**Problem to work on:**
Return every line of the data below that includes the string "icon".

**Entries provided:**
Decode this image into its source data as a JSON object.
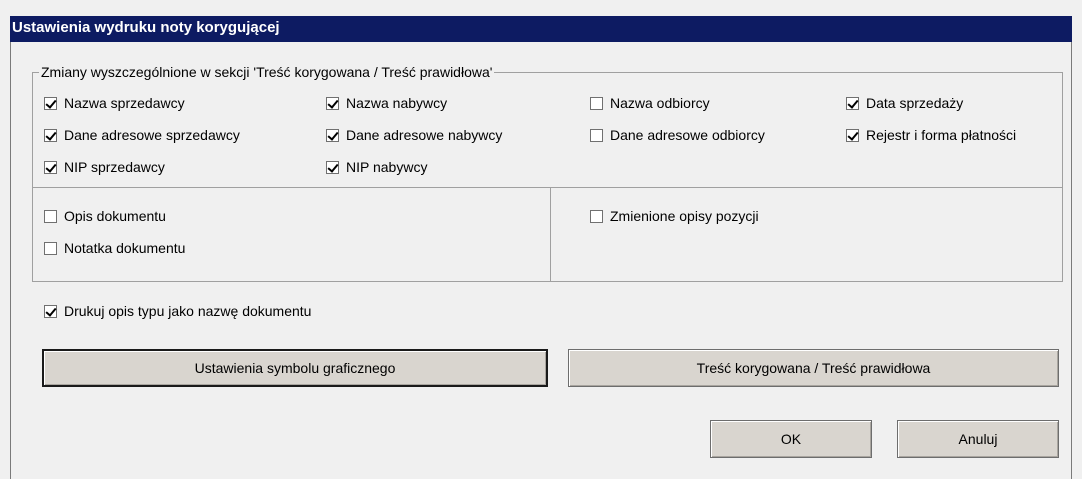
{
  "window": {
    "title": "Ustawienia wydruku noty korygującej"
  },
  "group": {
    "legend": "Zmiany wyszczególnione w sekcji 'Treść korygowana / Treść prawidłowa'",
    "top_checkboxes": [
      {
        "label": "Nazwa sprzedawcy",
        "checked": true
      },
      {
        "label": "Dane adresowe sprzedawcy",
        "checked": true
      },
      {
        "label": "NIP sprzedawcy",
        "checked": true
      },
      {
        "label": "Nazwa nabywcy",
        "checked": true
      },
      {
        "label": "Dane adresowe nabywcy",
        "checked": true
      },
      {
        "label": "NIP nabywcy",
        "checked": true
      },
      {
        "label": "Nazwa odbiorcy",
        "checked": false
      },
      {
        "label": "Dane adresowe odbiorcy",
        "checked": false
      },
      {
        "label": "Data sprzedaży",
        "checked": true
      },
      {
        "label": "Rejestr i forma płatności",
        "checked": true
      }
    ],
    "bottom_checkboxes": [
      {
        "label": "Opis dokumentu",
        "checked": false
      },
      {
        "label": "Notatka dokumentu",
        "checked": false
      },
      {
        "label": "Zmienione opisy pozycji",
        "checked": false
      }
    ]
  },
  "print_type_checkbox": {
    "label": "Drukuj opis typu jako nazwę dokumentu",
    "checked": true
  },
  "buttons": {
    "graphic_symbol": "Ustawienia symbolu graficznego",
    "corrected_content": "Treść korygowana / Treść prawidłowa",
    "ok": "OK",
    "cancel": "Anuluj"
  }
}
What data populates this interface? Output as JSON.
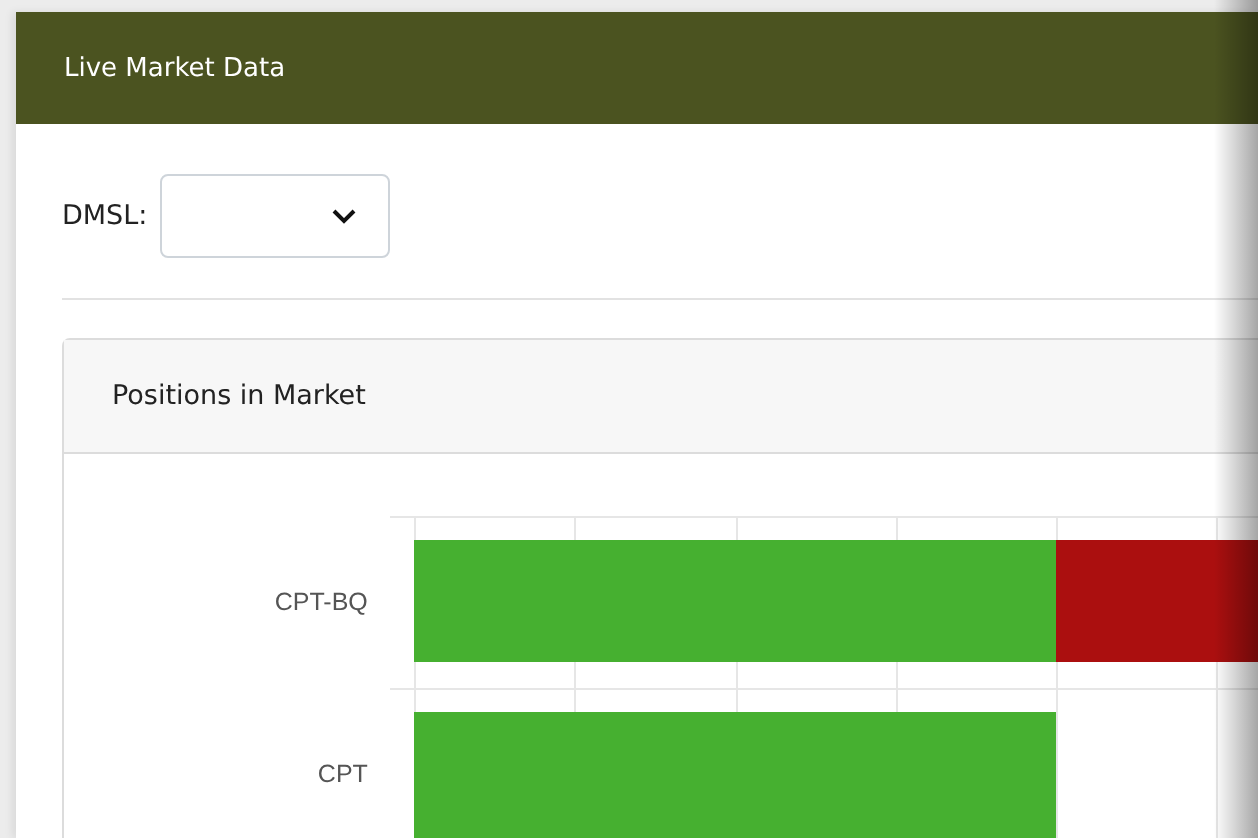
{
  "panel": {
    "title": "Live Market Data"
  },
  "filter": {
    "label": "DMSL:"
  },
  "positions": {
    "title": "Positions in Market",
    "rows": [
      {
        "label": "CPT-BQ",
        "kind": "split"
      },
      {
        "label": "CPT",
        "kind": "single"
      }
    ]
  }
}
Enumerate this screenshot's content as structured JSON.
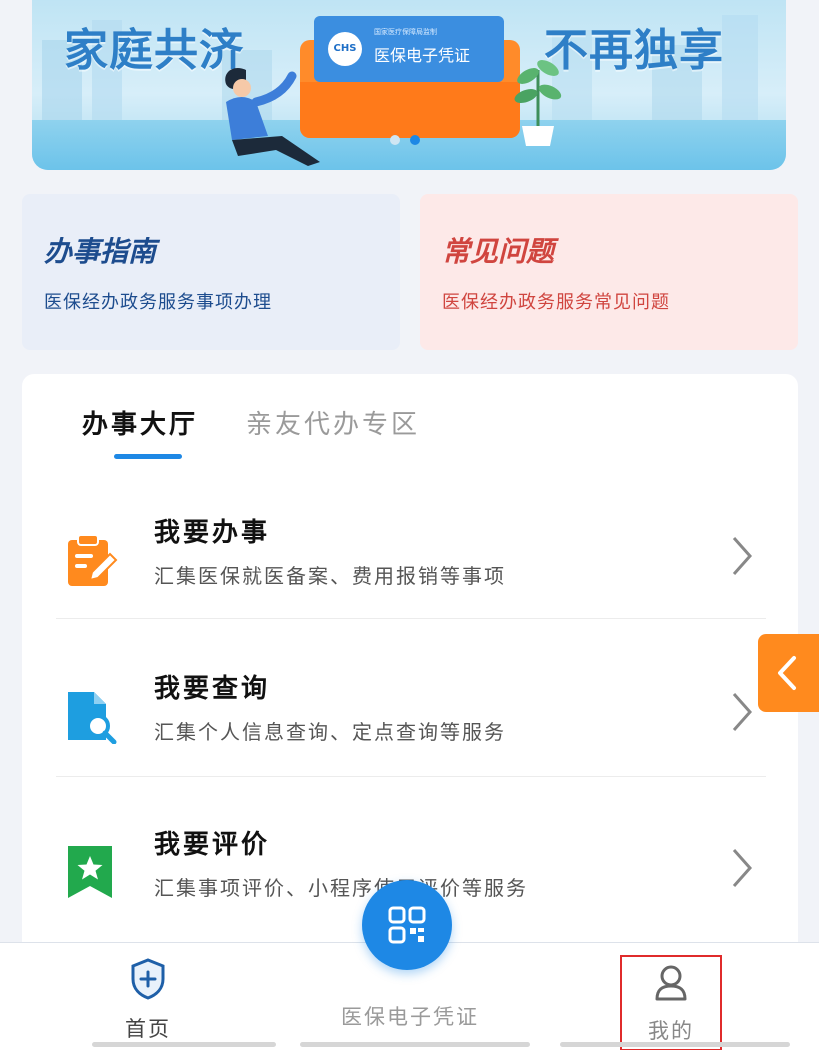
{
  "banner": {
    "left_text": "家庭共济",
    "right_text": "不再独享",
    "card_title": "医保电子凭证",
    "card_subtitle": "国家医疗保障局监制",
    "card_logo_text": "CHS",
    "slides_total": 2,
    "slide_active": 2
  },
  "guide": {
    "title": "办事指南",
    "subtitle": "医保经办政务服务事项办理"
  },
  "faq": {
    "title": "常见问题",
    "subtitle": "医保经办政务服务常见问题"
  },
  "hall": {
    "tabs": [
      {
        "label": "办事大厅",
        "active": true
      },
      {
        "label": "亲友代办专区",
        "active": false
      }
    ],
    "services": [
      {
        "title": "我要办事",
        "desc": "汇集医保就医备案、费用报销等事项",
        "icon": "clipboard-edit-icon",
        "color": "#ff8a1e"
      },
      {
        "title": "我要查询",
        "desc": "汇集个人信息查询、定点查询等服务",
        "icon": "document-search-icon",
        "color": "#1e9ee0"
      },
      {
        "title": "我要评价",
        "desc": "汇集事项评价、小程序使用评价等服务",
        "icon": "star-bookmark-icon",
        "color": "#22a94d"
      }
    ]
  },
  "side_tab": {
    "icon": "chevron-left-icon",
    "color": "#ff8a1e"
  },
  "nav": {
    "home_label": "首页",
    "cert_label": "医保电子凭证",
    "mine_label": "我的",
    "home_icon": "shield-plus-icon",
    "cert_icon": "qr-code-icon",
    "mine_icon": "user-icon"
  },
  "colors": {
    "accent": "#1e88e5",
    "highlight_box": "#e02b2b"
  }
}
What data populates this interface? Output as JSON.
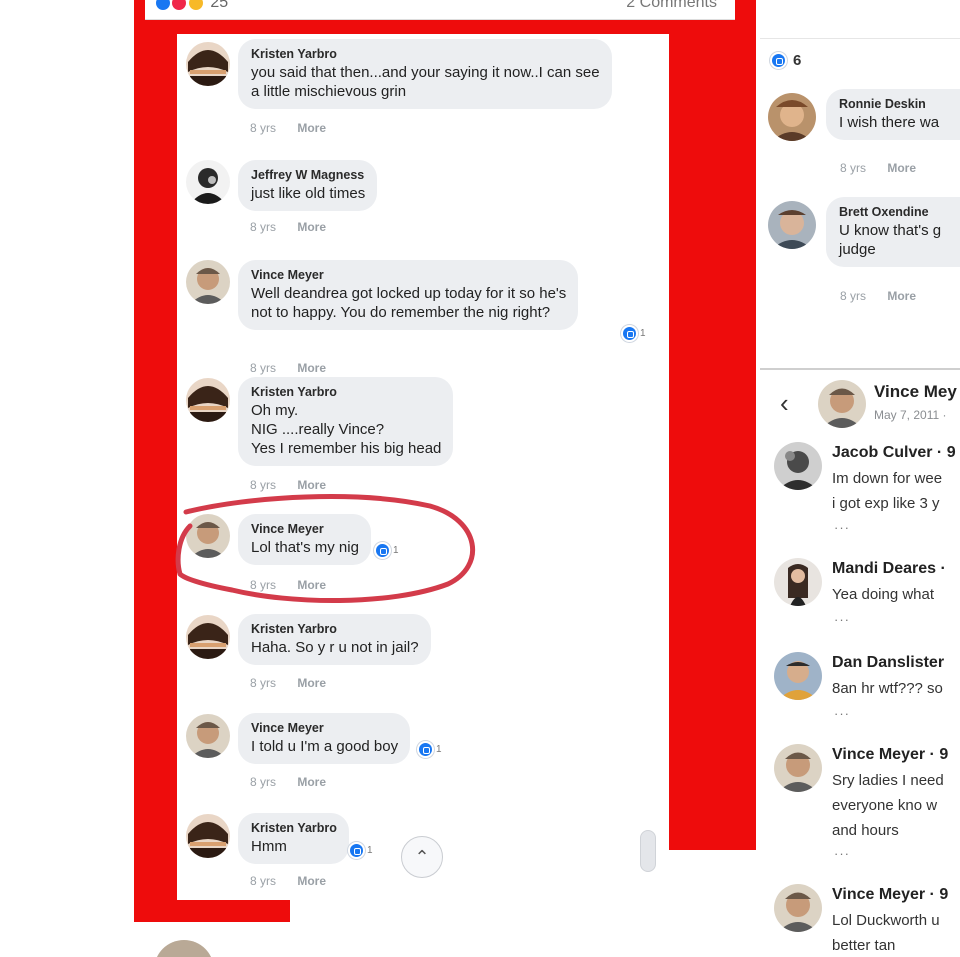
{
  "colors": {
    "frame_red": "#ee0c0c",
    "bubble_gray": "#eceef1",
    "like_blue": "#1877f2",
    "marker_red": "#d33b4a",
    "marker_orange": "#e8692a"
  },
  "top_strip": {
    "reaction_count": "25",
    "comments_label": "2 Comments"
  },
  "left_comments": [
    {
      "author": "Kristen Yarbro",
      "text": "you said that then...and your saying it now..I can see\na little mischievous grin",
      "time": "8 yrs",
      "more": "More",
      "reactions": ""
    },
    {
      "author": "Jeffrey W Magness",
      "text": "just like old times",
      "time": "8 yrs",
      "more": "More",
      "reactions": ""
    },
    {
      "author": "Vince Meyer",
      "text": "Well deandrea got locked up today for it so he's\nnot to happy. You do remember the nig right?",
      "time": "8 yrs",
      "more": "More",
      "reactions": "1"
    },
    {
      "author": "Kristen Yarbro",
      "text": "Oh my.\nNIG ....really Vince?\nYes I remember his big head",
      "time": "8 yrs",
      "more": "More",
      "reactions": ""
    },
    {
      "author": "Vince Meyer",
      "text": "Lol that's my nig",
      "time": "8 yrs",
      "more": "More",
      "reactions": "1"
    },
    {
      "author": "Kristen Yarbro",
      "text": "Haha. So y r u not in jail?",
      "time": "8 yrs",
      "more": "More",
      "reactions": ""
    },
    {
      "author": "Vince Meyer",
      "text": "I told u I'm a good boy",
      "time": "8 yrs",
      "more": "More",
      "reactions": "1"
    },
    {
      "author": "Kristen Yarbro",
      "text": "Hmm",
      "time": "8 yrs",
      "more": "More",
      "reactions": "1"
    }
  ],
  "right_top": {
    "reaction_count": "6",
    "comments": [
      {
        "author": "Ronnie Deskin",
        "text": "I wish there wa",
        "time": "8 yrs",
        "more": "More"
      },
      {
        "author": "Brett Oxendine",
        "text": "U know that's g\njudge",
        "time": "8 yrs",
        "more": "More"
      }
    ]
  },
  "right_bottom": {
    "header_name": "Vince Mey",
    "header_date": "May 7, 2011 ·",
    "comments": [
      {
        "author": "Jacob Culver · 9",
        "text": "Im down for wee\ni got exp like 3 y",
        "dots": "···"
      },
      {
        "author": "Mandi Deares ·",
        "text": "Yea doing what",
        "dots": "···"
      },
      {
        "author": "Dan Danslister",
        "text": "8an hr wtf??? so",
        "dots": "···"
      },
      {
        "author": "Vince Meyer · 9",
        "text": "Sry ladies I need\neveryone kno w\nand hours",
        "dots": "···"
      },
      {
        "author": "Vince Meyer · 9",
        "text": "Lol Duckworth u\nbetter tan",
        "dots": ""
      }
    ]
  }
}
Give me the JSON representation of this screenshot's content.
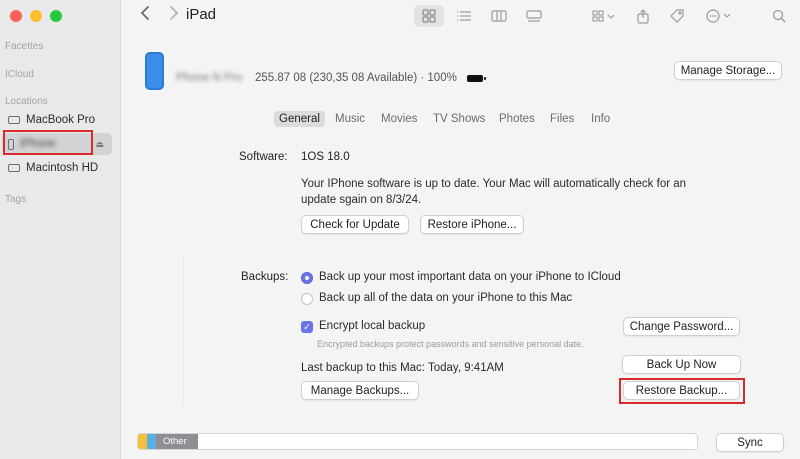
{
  "sidebar": {
    "favorites_heading": "Facettes",
    "icloud_heading": "ICloud",
    "locations_heading": "Locations",
    "tags_heading": "Tags",
    "items": [
      {
        "label": "MacBook Pro",
        "icon": "disk-icon"
      },
      {
        "label": "iPhone",
        "icon": "phone-icon",
        "selected": true
      },
      {
        "label": "Macintosh HD",
        "icon": "disk-icon"
      }
    ]
  },
  "toolbar": {
    "title": "iPad",
    "back_icon": "chevron-left-icon",
    "forward_icon": "chevron-right-icon"
  },
  "device": {
    "name": "Phone N Pro",
    "info": "255.87 08 (230,35 08 Available) · 100%",
    "manage_storage_label": "Manage Storage..."
  },
  "tabs": [
    "General",
    "Music",
    "Movies",
    "TV Shows",
    "Photes",
    "Files",
    "Info"
  ],
  "software": {
    "label": "Software:",
    "version": "1OS 18.0",
    "status_line1": "Your IPhone software is up to date. Your Mac will automatically check for an",
    "status_line2": "update sgain on 8/3/24.",
    "check_update_label": "Check for Update",
    "restore_iphone_label": "Restore iPhone..."
  },
  "backups": {
    "label": "Backups:",
    "option_icloud": "Back up your most important data on your iPhone to ICloud",
    "option_mac": "Back up all of the data on your iPhone to this Mac",
    "selected_option": "icloud",
    "encrypt_label": "Encrypt local backup",
    "encrypt_checked": true,
    "encrypt_note": "Encrypted backups protect passwords and sensitive personal date.",
    "change_password_label": "Change Password...",
    "last_backup": "Last backup to this Mac:  Today, 9:41AM",
    "back_up_now_label": "Back Up Now",
    "manage_backups_label": "Manage Backups...",
    "restore_backup_label": "Restore Backup..."
  },
  "storage_bar": {
    "other_label": "Other",
    "sync_label": "Sync",
    "colors": {
      "yellow": "#f2c13b",
      "blue": "#5ab0e3",
      "other": "#8e8e93"
    }
  },
  "accent": "#6a74e8",
  "highlight_color": "#d92b2b"
}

**Response:**
        "icon": "clipboard-edit-icon",
        "icon": "document-search-icon",
        "icon": "star-bookmark-icon",
    "icon": "chevron-left-icon",
    "home_icon": "shield-plus-icon",
    "cert_icon": "qr-code-icon",
    "mine_icon": "user-icon"
        "icon": "disk-icon"
        "icon": "phone-icon",
        "icon": "disk-icon"
    "back_icon": "chevron-left-icon",
    "forward_icon": "chevron-right-icon"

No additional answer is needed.